Here's something of interest. I've always learned that \(\displaystyle \lim_{n \to \infty} 1^n\) is indeterminate.

(I also looked it up and the wikipedia article agreed with me, anyway.) But W|A says it's 1. Strange.

-Dan

@ Debsta

@ topsquark

It (the form) is indeterminate. Please look at these examples after you put them into graphing/other calculators and/or computers:
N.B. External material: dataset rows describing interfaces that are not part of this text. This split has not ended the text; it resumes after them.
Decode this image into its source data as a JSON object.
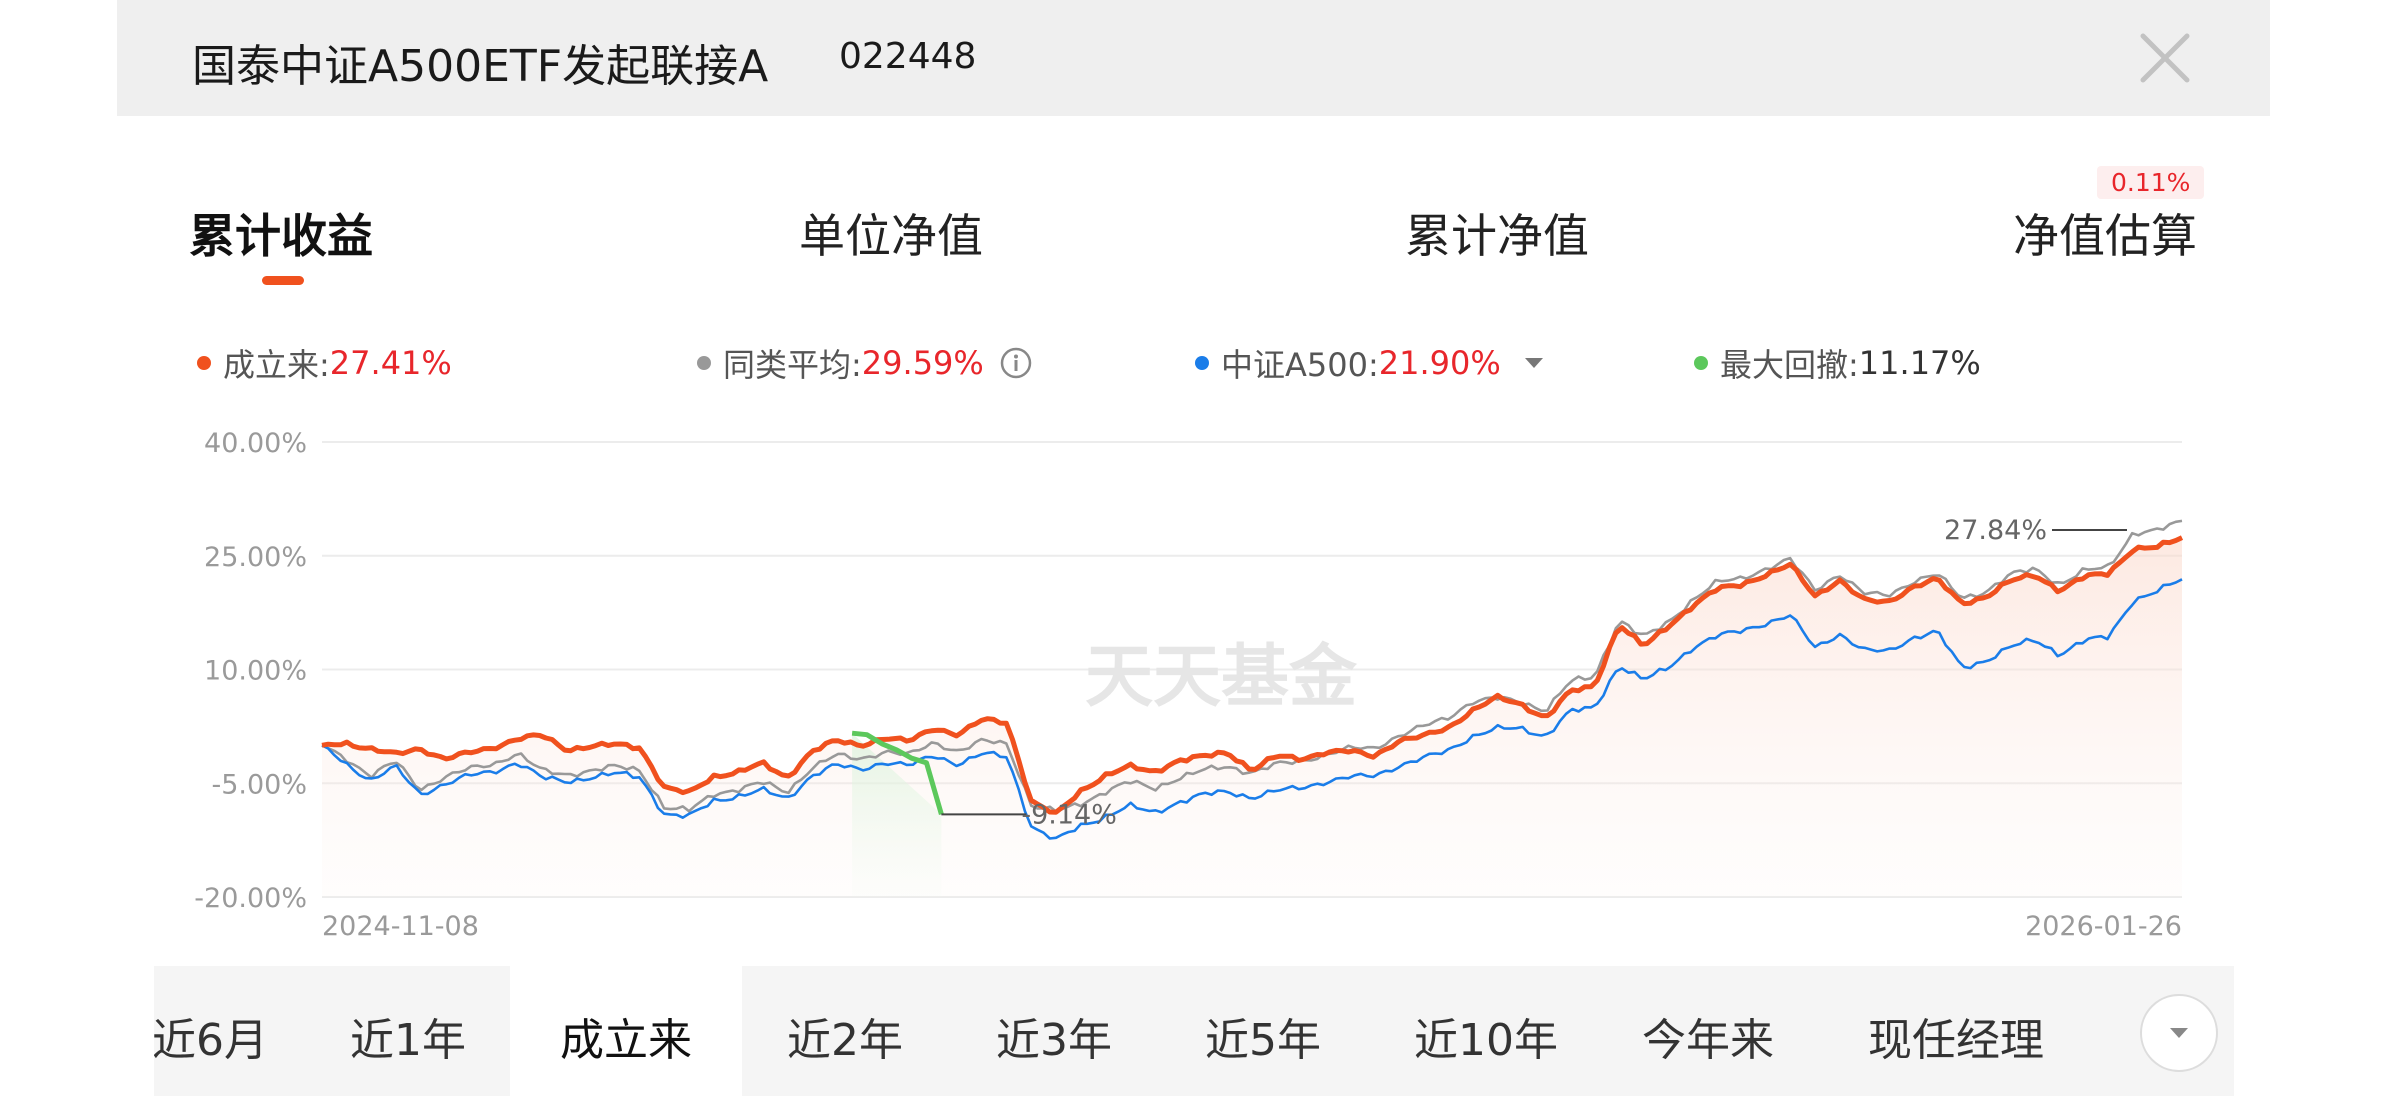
{
  "header": {
    "fund_name": "国泰中证A500ETF发起联接A",
    "fund_code": "022448"
  },
  "tabs": [
    {
      "label": "累计收益",
      "active": true
    },
    {
      "label": "单位净值",
      "active": false
    },
    {
      "label": "累计净值",
      "active": false
    },
    {
      "label": "净值估算",
      "active": false,
      "badge": "0.11%"
    }
  ],
  "legend": {
    "fund": {
      "name": "成立来:",
      "value": "27.41%",
      "color": "#f0511e"
    },
    "peer": {
      "name": "同类平均:",
      "value": "29.59%",
      "color": "#999999",
      "icon": "info-icon"
    },
    "index": {
      "name": "中证A500:",
      "value": "21.90%",
      "color": "#1a7de9",
      "icon": "caret-down-icon"
    },
    "drawdown": {
      "name": "最大回撤:",
      "value": "11.17%",
      "color": "#5cc85c"
    }
  },
  "chart_data": {
    "type": "line",
    "y_tick_labels": [
      "40.00%",
      "25.00%",
      "10.00%",
      "-5.00%",
      "-20.00%"
    ],
    "ylim": [
      -20,
      40
    ],
    "x_labels": [
      "2024-11-08",
      "2026-01-26"
    ],
    "watermark": "天天基金",
    "annotations": [
      {
        "text": "27.84%",
        "series": "同类平均"
      },
      {
        "text": "-9.14%",
        "series": "最大回撤"
      }
    ],
    "series": [
      {
        "name": "成立来",
        "color": "#f0511e",
        "values": [
          0,
          0.3,
          -0.5,
          -1.2,
          -0.4,
          -1.8,
          -1.0,
          -0.3,
          0.9,
          1.3,
          -0.6,
          -0.1,
          0.1,
          -0.3,
          -5.6,
          -6.3,
          -4.1,
          -3.5,
          -2.4,
          -4.3,
          -0.8,
          0.6,
          0.0,
          1.0,
          0.5,
          2.3,
          1.4,
          3.4,
          3.0,
          -7.5,
          -9.1,
          -6.0,
          -4.0,
          -2.8,
          -3.5,
          -2.0,
          -1.5,
          -0.9,
          -3.3,
          -1.4,
          -1.8,
          -0.9,
          -0.8,
          -1.4,
          0.6,
          1.2,
          2.3,
          4.6,
          6.3,
          5.4,
          3.6,
          7.1,
          7.8,
          16.0,
          13.0,
          15.7,
          18.4,
          20.6,
          21.2,
          22.5,
          23.8,
          19.7,
          21.8,
          19.1,
          18.9,
          20.9,
          21.9,
          18.7,
          19.6,
          21.7,
          22.5,
          20.4,
          22.2,
          22.7,
          25.9,
          26.1,
          27.4
        ],
        "n": 77
      },
      {
        "name": "同类平均",
        "color": "#999999",
        "values": [
          0,
          -1.8,
          -4.0,
          -2.1,
          -5.8,
          -4.2,
          -3.1,
          -2.5,
          -1.0,
          -3.4,
          -3.9,
          -3.3,
          -2.8,
          -3.3,
          -8.2,
          -8.6,
          -6.4,
          -5.8,
          -4.9,
          -6.2,
          -3.0,
          -1.3,
          -1.8,
          -0.8,
          -1.3,
          0.4,
          -0.8,
          0.6,
          0.2,
          -8.0,
          -8.7,
          -7.7,
          -6.1,
          -4.8,
          -5.7,
          -4.3,
          -3.3,
          -2.8,
          -3.6,
          -2.5,
          -2.1,
          -1.2,
          -0.4,
          -0.4,
          1.3,
          2.5,
          3.6,
          5.8,
          6.2,
          5.7,
          4.6,
          8.4,
          9.0,
          16.6,
          14.2,
          16.2,
          19.2,
          21.5,
          22.0,
          23.3,
          24.5,
          20.5,
          22.6,
          20.0,
          19.8,
          21.6,
          22.6,
          19.4,
          20.3,
          22.5,
          23.3,
          21.2,
          23.0,
          23.5,
          28.0,
          28.3,
          29.6
        ],
        "n": 77
      },
      {
        "name": "中证A500",
        "color": "#1a7de9",
        "values": [
          0,
          -2.5,
          -4.6,
          -2.8,
          -6.5,
          -5.1,
          -4.0,
          -3.5,
          -2.2,
          -4.3,
          -4.8,
          -4.2,
          -3.7,
          -4.2,
          -9.1,
          -9.4,
          -7.3,
          -6.7,
          -5.9,
          -7.1,
          -4.0,
          -2.6,
          -3.2,
          -2.2,
          -2.7,
          -1.3,
          -2.5,
          -1.1,
          -1.5,
          -10.8,
          -12.5,
          -10.6,
          -9.4,
          -8.0,
          -8.9,
          -7.5,
          -6.5,
          -6.1,
          -6.9,
          -6.0,
          -5.6,
          -4.8,
          -4.2,
          -4.0,
          -2.7,
          -1.7,
          -0.7,
          1.2,
          2.2,
          2.2,
          1.2,
          4.5,
          4.9,
          10.6,
          8.6,
          10.2,
          12.9,
          14.4,
          15.1,
          16.1,
          17.1,
          12.9,
          14.7,
          12.5,
          12.4,
          14.2,
          15.0,
          10.2,
          11.2,
          13.0,
          13.9,
          12.0,
          13.8,
          14.3,
          19.1,
          20.3,
          21.9
        ],
        "n": 77
      },
      {
        "name": "最大回撤",
        "color": "#5cc85c",
        "segment_percent_range": [
          28.5,
          33.3
        ],
        "values": [
          1.6,
          1.4,
          0.2,
          -0.6,
          -1.7,
          -2.3,
          -9.1
        ]
      }
    ]
  },
  "periods": [
    {
      "label": "近6月",
      "active": false
    },
    {
      "label": "近1年",
      "active": false
    },
    {
      "label": "成立来",
      "active": true
    },
    {
      "label": "近2年",
      "active": false
    },
    {
      "label": "近3年",
      "active": false
    },
    {
      "label": "近5年",
      "active": false
    },
    {
      "label": "近10年",
      "active": false
    },
    {
      "label": "今年来",
      "active": false
    },
    {
      "label": "现任经理",
      "active": false
    }
  ]
}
limit as n ---> oo \(\displaystyle \ \) of \(\displaystyle \ \bigg(1 \ + \ \dfrac{1}{n^2}\bigg)^n\)

limit as n ---> oo \(\displaystyle \ \) of \(\displaystyle \ \bigg(1 \ + \ \dfrac{1}{n^2}\bigg)^{n^2}\)
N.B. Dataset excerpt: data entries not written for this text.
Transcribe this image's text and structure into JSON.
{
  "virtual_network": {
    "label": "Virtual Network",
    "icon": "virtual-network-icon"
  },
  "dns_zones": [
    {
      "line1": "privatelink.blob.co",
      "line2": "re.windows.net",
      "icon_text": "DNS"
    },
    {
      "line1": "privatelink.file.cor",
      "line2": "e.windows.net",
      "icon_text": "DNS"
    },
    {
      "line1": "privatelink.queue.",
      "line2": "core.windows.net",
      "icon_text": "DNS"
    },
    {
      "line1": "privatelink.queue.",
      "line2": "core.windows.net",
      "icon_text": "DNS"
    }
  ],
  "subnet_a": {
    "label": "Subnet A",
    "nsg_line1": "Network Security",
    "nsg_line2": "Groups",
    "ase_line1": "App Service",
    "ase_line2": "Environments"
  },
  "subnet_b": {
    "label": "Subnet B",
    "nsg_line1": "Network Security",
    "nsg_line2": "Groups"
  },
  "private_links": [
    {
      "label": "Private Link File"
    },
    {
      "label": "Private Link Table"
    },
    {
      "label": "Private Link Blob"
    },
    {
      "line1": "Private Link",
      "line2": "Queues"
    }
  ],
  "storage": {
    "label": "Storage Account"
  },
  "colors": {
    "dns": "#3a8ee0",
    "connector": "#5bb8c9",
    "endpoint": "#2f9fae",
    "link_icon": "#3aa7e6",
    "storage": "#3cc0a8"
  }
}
limit as n ---> oo \(\displaystyle \ \) of \(\displaystyle \ \bigg(1 \ + \ \dfrac{1}{n^2}\bigg)^{n^3}\)

limit as n ---> oo \(\displaystyle \ \) of \(\displaystyle \ \bigg(1 \ - \ \dfrac{1}{n^2}\bigg)^n\)

limit as n ---> oo \(\displaystyle \ \) of \(\displaystyle \ \bigg(1 \ - \ \dfrac{1}{n^2}\bigg)^{n^2}\)

limit as n ---> oo \(\displaystyle \ \) of \(\displaystyle \ \bigg(1 \ - \ \dfrac{1}{n^2}\bigg)^{n^3}\)

There should be at least four different limit values from the above. I haven't checked them all.

(Edit) For similar reasons, the form in # 8 is also indeterminate.